It’s hard to believe, but Women’s History Month is only 24 years old. In 1987 Congress declared March as National Women’s History Month in perpetuity. This was the culmination of efforts by many to gain official recognition for the contributions of women to United States history.
In 1980 President Carter issued the first Presidential Proclamation declaring the Week of March 8th that year as National Women’s History Week. The National Women’s History Project and other organizations lobbied to have this recognition have a permanent month instead of a specific week that changed yearly. By 1986, 14 states had declared March as Women’s History Month. This momentum and state-by-state action was used as the rational to lobby Congress to declare the entire month of March as National Women’s History Month. For more information go to The National Women’s History Project.
We are lucky to have a museum close by that celebrates women’s achievements. The Michigan Women’s Historical Center and Hall of Fame is a great place to learn about the role of women in Michigan history. The Center opened to the public on June 10, 1987, the anniversary date of Michigan’s ratification of the Women’s Suffrage Amendment.
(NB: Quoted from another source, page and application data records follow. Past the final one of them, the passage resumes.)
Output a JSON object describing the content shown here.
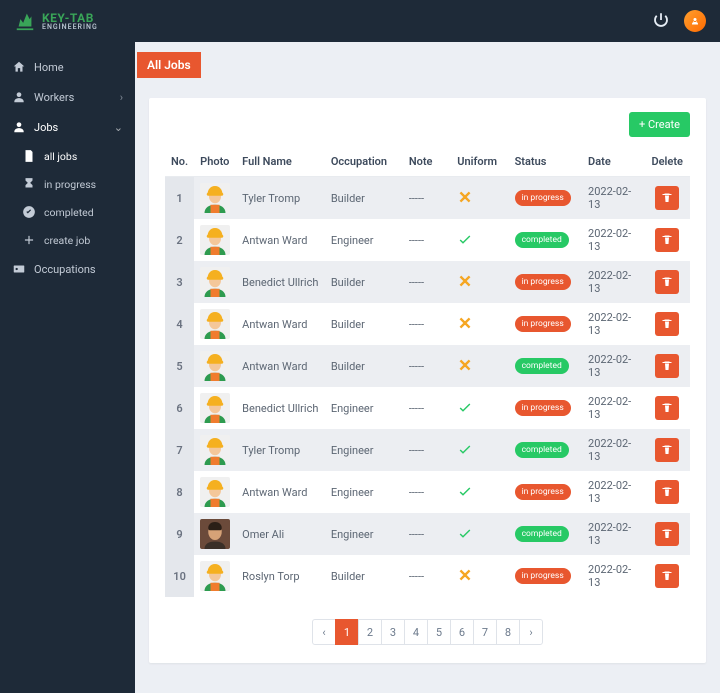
{
  "brand": {
    "main": "KEY-TAB",
    "sub": "ENGINEERING"
  },
  "sidebar": {
    "home": "Home",
    "workers": "Workers",
    "jobs": "Jobs",
    "sub": {
      "all": "all jobs",
      "inprogress": "in progress",
      "completed": "completed",
      "create": "create job"
    },
    "occupations": "Occupations"
  },
  "page": {
    "title": "All Jobs",
    "create_btn": "+ Create"
  },
  "table": {
    "headers": {
      "no": "No.",
      "photo": "Photo",
      "name": "Full Name",
      "occ": "Occupation",
      "note": "Note",
      "uni": "Uniform",
      "status": "Status",
      "date": "Date",
      "del": "Delete"
    },
    "rows": [
      {
        "no": "1",
        "name": "Tyler Tromp",
        "occ": "Builder",
        "note": "-----",
        "uni": false,
        "status": "in progress",
        "date": "2022-02-13",
        "avatar": "worker"
      },
      {
        "no": "2",
        "name": "Antwan Ward",
        "occ": "Engineer",
        "note": "-----",
        "uni": true,
        "status": "completed",
        "date": "2022-02-13",
        "avatar": "worker"
      },
      {
        "no": "3",
        "name": "Benedict Ullrich",
        "occ": "Builder",
        "note": "-----",
        "uni": false,
        "status": "in progress",
        "date": "2022-02-13",
        "avatar": "worker"
      },
      {
        "no": "4",
        "name": "Antwan Ward",
        "occ": "Builder",
        "note": "-----",
        "uni": false,
        "status": "in progress",
        "date": "2022-02-13",
        "avatar": "worker"
      },
      {
        "no": "5",
        "name": "Antwan Ward",
        "occ": "Builder",
        "note": "-----",
        "uni": false,
        "status": "completed",
        "date": "2022-02-13",
        "avatar": "worker"
      },
      {
        "no": "6",
        "name": "Benedict Ullrich",
        "occ": "Engineer",
        "note": "-----",
        "uni": true,
        "status": "in progress",
        "date": "2022-02-13",
        "avatar": "worker"
      },
      {
        "no": "7",
        "name": "Tyler Tromp",
        "occ": "Engineer",
        "note": "-----",
        "uni": true,
        "status": "completed",
        "date": "2022-02-13",
        "avatar": "worker"
      },
      {
        "no": "8",
        "name": "Antwan Ward",
        "occ": "Engineer",
        "note": "-----",
        "uni": true,
        "status": "in progress",
        "date": "2022-02-13",
        "avatar": "worker"
      },
      {
        "no": "9",
        "name": "Omer Ali",
        "occ": "Engineer",
        "note": "-----",
        "uni": true,
        "status": "completed",
        "date": "2022-02-13",
        "avatar": "person"
      },
      {
        "no": "10",
        "name": "Roslyn Torp",
        "occ": "Builder",
        "note": "-----",
        "uni": false,
        "status": "in progress",
        "date": "2022-02-13",
        "avatar": "worker"
      }
    ]
  },
  "pagination": {
    "prev": "‹",
    "next": "›",
    "pages": [
      "1",
      "2",
      "3",
      "4",
      "5",
      "6",
      "7",
      "8"
    ],
    "active": "1"
  }
}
It is located at 213 W. Main St in Lansing.
Some famous Michigan women in history include: Cora Mae Brown, the first African American woman state senator, Ida Lippman, a pioneer for women in criminal justice, Cora Reynolds Anderson, the only Native American woman ever elected to the Michigan House or Senate and Anna Clemenc, a pioneer of the labor movement in Michigan.
- Sisters : The Lives of America’s Suffragists
- A Few Good Women : America’s Military Women…
- Iron Jawed Angels
- Hands on the Freedom Plow
- We Can Do It! A Celebration of Michigan Women
- Not For Ourselves Alone: The Story of Elizabeth Cady Stanton & Susan B. Anthony
- The Immortal Life of Henrietta Lacks
- Life So Far (Betty Friedan)
- America’s Joan of Arc (Anna Elizabeth Dickinson)
-Anne R., CADL Reference Librarian